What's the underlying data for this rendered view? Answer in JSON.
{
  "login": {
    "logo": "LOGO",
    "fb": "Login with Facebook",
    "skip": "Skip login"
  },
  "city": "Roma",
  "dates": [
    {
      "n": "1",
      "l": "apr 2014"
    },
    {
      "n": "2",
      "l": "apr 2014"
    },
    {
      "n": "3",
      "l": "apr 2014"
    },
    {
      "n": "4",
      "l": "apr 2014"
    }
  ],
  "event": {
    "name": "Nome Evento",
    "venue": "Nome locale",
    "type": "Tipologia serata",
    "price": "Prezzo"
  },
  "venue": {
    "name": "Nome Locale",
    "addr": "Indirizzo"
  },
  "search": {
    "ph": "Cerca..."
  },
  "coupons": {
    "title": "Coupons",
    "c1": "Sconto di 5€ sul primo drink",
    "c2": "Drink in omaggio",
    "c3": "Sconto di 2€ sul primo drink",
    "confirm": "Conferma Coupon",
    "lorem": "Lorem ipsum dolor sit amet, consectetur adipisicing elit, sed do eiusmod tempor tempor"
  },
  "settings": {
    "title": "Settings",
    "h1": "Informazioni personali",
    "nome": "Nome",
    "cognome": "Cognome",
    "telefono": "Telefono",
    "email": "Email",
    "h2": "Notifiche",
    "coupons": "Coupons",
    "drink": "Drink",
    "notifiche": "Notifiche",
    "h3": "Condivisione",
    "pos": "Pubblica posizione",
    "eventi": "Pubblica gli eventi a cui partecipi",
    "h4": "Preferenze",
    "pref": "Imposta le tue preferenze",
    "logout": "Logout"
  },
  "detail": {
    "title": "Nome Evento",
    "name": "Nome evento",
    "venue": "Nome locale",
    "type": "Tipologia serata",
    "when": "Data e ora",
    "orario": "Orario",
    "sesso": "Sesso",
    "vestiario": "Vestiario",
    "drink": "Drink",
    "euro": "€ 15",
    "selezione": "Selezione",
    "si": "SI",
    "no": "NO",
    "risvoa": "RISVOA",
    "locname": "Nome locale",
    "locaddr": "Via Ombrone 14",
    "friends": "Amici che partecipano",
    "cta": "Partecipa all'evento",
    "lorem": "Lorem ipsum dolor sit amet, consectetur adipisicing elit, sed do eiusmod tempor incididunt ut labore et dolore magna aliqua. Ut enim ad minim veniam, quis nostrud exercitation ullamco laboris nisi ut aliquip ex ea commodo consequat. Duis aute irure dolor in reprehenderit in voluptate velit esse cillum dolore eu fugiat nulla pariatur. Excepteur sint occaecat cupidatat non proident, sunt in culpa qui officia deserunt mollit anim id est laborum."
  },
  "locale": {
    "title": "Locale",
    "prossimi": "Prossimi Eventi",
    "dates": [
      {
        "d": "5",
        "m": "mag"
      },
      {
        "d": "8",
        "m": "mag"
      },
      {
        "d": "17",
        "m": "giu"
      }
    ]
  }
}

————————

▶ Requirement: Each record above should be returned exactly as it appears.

▶ Your solution:
What's the underlying data for this rendered view? Answer in JSON.
{
  "login": {
    "logo": "LOGO",
    "fb": "Login with Facebook",
    "skip": "Skip login"
  },
  "city": "Roma",
  "dates": [
    {
      "n": "1",
      "l": "apr 2014"
    },
    {
      "n": "2",
      "l": "apr 2014"
    },
    {
      "n": "3",
      "l": "apr 2014"
    },
    {
      "n": "4",
      "l": "apr 2014"
    }
  ],
  "event": {
    "name": "Nome Evento",
    "venue": "Nome locale",
    "type": "Tipologia serata",
    "price": "Prezzo"
  },
  "venue": {
    "name": "Nome Locale",
    "addr": "Indirizzo"
  },
  "search": {
    "ph": "Cerca..."
  },
  "coupons": {
    "title": "Coupons",
    "c1": "Sconto di 5€ sul primo drink",
    "c2": "Drink in omaggio",
    "c3": "Sconto di 2€ sul primo drink",
    "confirm": "Conferma Coupon",
    "lorem": "Lorem ipsum dolor sit amet, consectetur adipisicing elit, sed do eiusmod tempor tempor"
  },
  "settings": {
    "title": "Settings",
    "h1": "Informazioni personali",
    "nome": "Nome",
    "cognome": "Cognome",
    "telefono": "Telefono",
    "email": "Email",
    "h2": "Notifiche",
    "coupons": "Coupons",
    "drink": "Drink",
    "notifiche": "Notifiche",
    "h3": "Condivisione",
    "pos": "Pubblica posizione",
    "eventi": "Pubblica gli eventi a cui partecipi",
    "h4": "Preferenze",
    "pref": "Imposta le tue preferenze",
    "logout": "Logout"
  },
  "detail": {
    "title": "Nome Evento",
    "name": "Nome evento",
    "venue": "Nome locale",
    "type": "Tipologia serata",
    "when": "Data e ora",
    "orario": "Orario",
    "sesso": "Sesso",
    "vestiario": "Vestiario",
    "drink": "Drink",
    "euro": "€ 15",
    "selezione": "Selezione",
    "si": "SI",
    "no": "NO",
    "risvoa": "RISVOA",
    "locname": "Nome locale",
    "locaddr": "Via Ombrone 14",
    "friends": "Amici che partecipano",
    "cta": "Partecipa all'evento",
    "lorem": "Lorem ipsum dolor sit amet, consectetur adipisicing elit, sed do eiusmod tempor incididunt ut labore et dolore magna aliqua. Ut enim ad minim veniam, quis nostrud exercitation ullamco laboris nisi ut aliquip ex ea commodo consequat. Duis aute irure dolor in reprehenderit in voluptate velit esse cillum dolore eu fugiat nulla pariatur. Excepteur sint occaecat cupidatat non proident, sunt in culpa qui officia deserunt mollit anim id est laborum."
  },
  "locale": {
    "title": "Locale",
    "prossimi": "Prossimi Eventi",
    "dates": [
      {
        "d": "5",
        "m": "mag"
      },
      {
        "d": "8",
        "m": "mag"
      },
      {
        "d": "17",
        "m": "giu"
      }
    ]
  }
}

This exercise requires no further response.